His longtime manager Patricia McQueeney (she represented him from 1970 right up until her passing in 2005) once spoke about that period in his career:
Harrison always had enormous dignity and was extremely smart. If he didn’t like a role that I gave him, he would just turn it down. And sometimes they were good jobs, very lucrative. But they were television jobs, and he wouldn’t tie himself up with a series. He had two little boys and a mortgage, but he’d say, ‘No, I’m not going to do it. I’ll go build a cabinet.'”
So carpentry definitely played a major role in Ford’s acting career, but an even larger role was played by Hollywood producer Fred Roos. Roos had taken a shine to Ford back when Ford was still a contract player for Universal in the late 1960s. He got Ford one of his earliest film roles, a small uncredited part in Michelangelo Antonioni’s 1970 flop, “Zabriskie Point.”

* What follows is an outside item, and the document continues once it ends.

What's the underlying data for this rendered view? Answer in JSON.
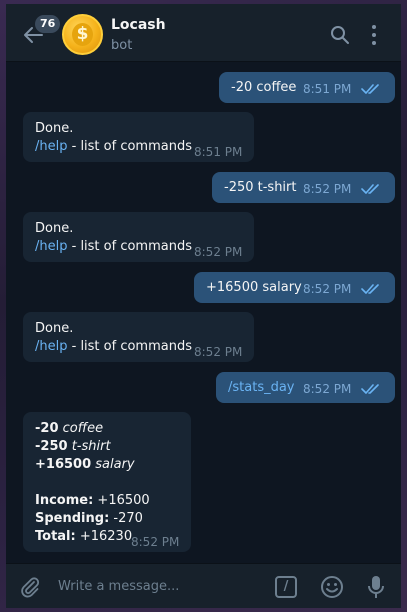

Roos gained prominence in Hollywood when he became Francis Ford Coppola’s producer following “The Godfather.” It was in that role that he worked as casting director on the Coppola-produced “American Graffiti.” Thus, it was Roos, not carpentry, that got Ford an audition for the role of Bob Falfa with Lucas.
Roos also helped get Ford a small role in Coppola’s 1974 film, “The Conversation.” And yes, in 1976, Ford did do carpentry work for Coppola, which likely led to a cameo in “Apocalypse Now.” However, Ford never did any carpentry work for Lucas. It is actually kind of fascinating to see just how the legend has proliferated. The most common reason, I imagine, is that Ford’s Wikipedia page says, “He was then hired to build cabinets at the home of director George Lucas, who subsequently cast him in a pivotal supporting role for his film American Graffiti (1973).” However, the citation they give for that story is Ford’s appearance on Inside the Actor’s Studio, where he categorically does NOT say that, but instead says the story that I just told you (that Fred Roos got him the audition).
So I really don’t know how this has lasted this long as a legend.
Anyhow, in an amusing sidenote, Ford originally was going to turn down “American Graffiti,” as the $485 a week salary just wasn’t enough, as he was making more than that as a carpenter. Roos got Lucas to bump it up to $500 a week and the rest is film history.
The legend is…
Thanks to Harrison Ford: The Films by Brad Duke for the great Ford and McQueeney quotes.
Feel free (heck, I implore you!) to write in with your suggestions for future installments! My e-mail address is firstname.lastname@example.org.